My own listening to the book was colored by the fact that I visited Jerusalem in 1994. When going to the Church of the Holy Sepulchre, the site where Jesus was supposedly crucified, it was distressing to learn that multiple different Christian groups; including Franciscans, Greeks, and Armenians, just to name a few, have been unable to manage the building on their own. For centuries, a Muslim family has been charged with maintaining the key to the church in an effort to keep the peace. The various Christian groups there were unable to take care of the key themselves due to relentless and even violent internal squabbles. Furthermore, the roof of the church continues to leak since no one can agree on who will be responsible to fix the roof.
Sad. Terribly sad.
I can see why some people, like John Piper, see no need to go and visit the Holy Land. It is sufficient to know that Jesus dwells in the heart of the believer. You do not need to go to Jerusalem to find Jesus.
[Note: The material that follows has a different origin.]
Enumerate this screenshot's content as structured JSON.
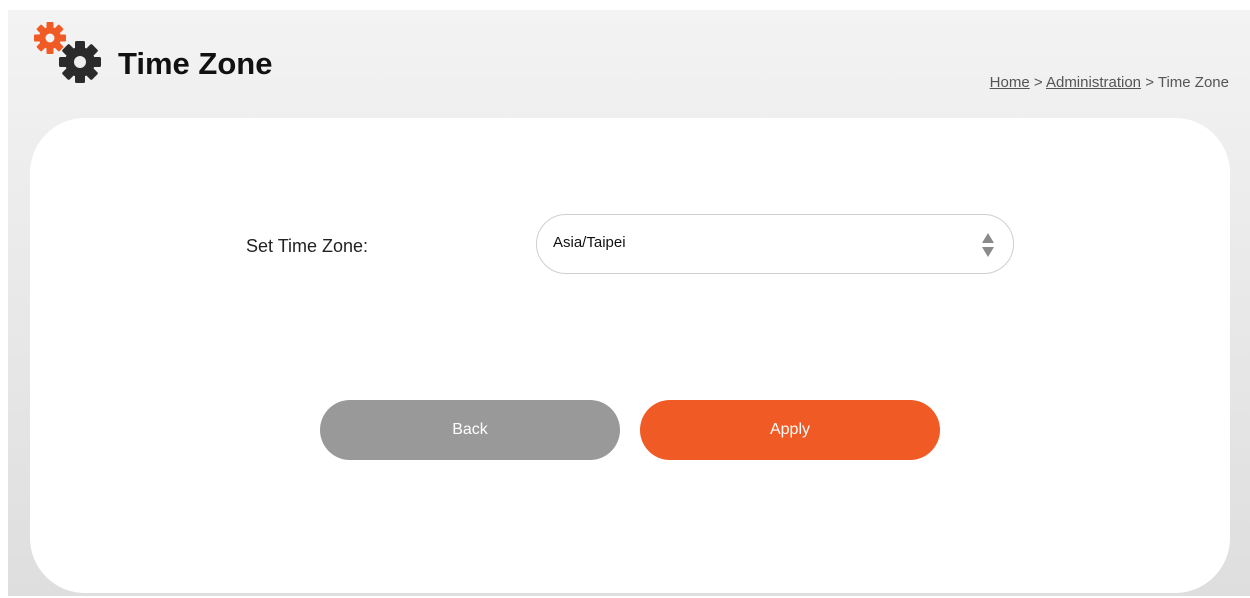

I am afraid that if you are thinking about going to Jerusalem on some sort of pilgrimage to have some deeper, transformative experience of God, you should think twice about buying your plane ticket. I lot of people across the ages have gone to Jerusalem with great spiritual expectations only to have them dashed by the infamous mental illness commonly called the “Jerusalem syndrome.”
Nevertheless, the city of Jerusalem looms large in the story of the Bible. Some regard a trip to the Holy Land, with Jerusalem as the climax, as a way of reading a “Fifth Gospel,” as Saint Jerome put it, alongside the four canonical gospels we have in the Bible. Taking in the sights and sounds and smells and tastes of this incredible city gives you insights into the Bible that you would never get otherwise. I would love to go back again to visit Jerusalem (but just for a visit… mind you!). Reading Jerusalem, A Biography these past few months brought back many vivid memories. However, as a Christian, while I appreciate the diversity and sheer breadth of Montefiore’s approach, keeping you spellbound with his remarkable storytelling style, the author’s inability to grasp the full import of the New Testament’s vision of Jerusalem kept an otherwise fascinating and enjoyable book from being a truly great one. Maybe someday, someone will take after the lead set by Montefiore and write a more definitive account of Jerusalem.
The story of Jerusalem needs to be told. Some Christians emphasize the literal, material aspect of the city, particularly regarding how the city fits into different understandings of Bible prophecy. Other Christians emphasize the metaphorical or spiritual meaning of a city that directs the worshipper of God to look towards heaven. Everyone is drawn into the mystery of what is Jerusalem.
The city serves as reminder that we live in a world of vast contradiction: peace and violence, sacred and profane, hope and despair. Going through Montefiore’s massive study of Jerusalem’s history really brought the story alive, despite having to hold my nose at certain points in reading Montefiore, just as I did during my visit to the city twenty years ago. Positively, to walk the streets that Jesus walked, as well as reading about it, served as a reminder that the Christian faith is rooted in history. But in that history is plenty of evidence that Jesus had much to be distressed over when He entered this captivating and yet frustrating city. Thankfully, the story of Jesus does not end in death. It ends in resurrection. May that hope of new life come to Jerusalem as well.
We would all do well to pray for Jerusalem as Jesus did.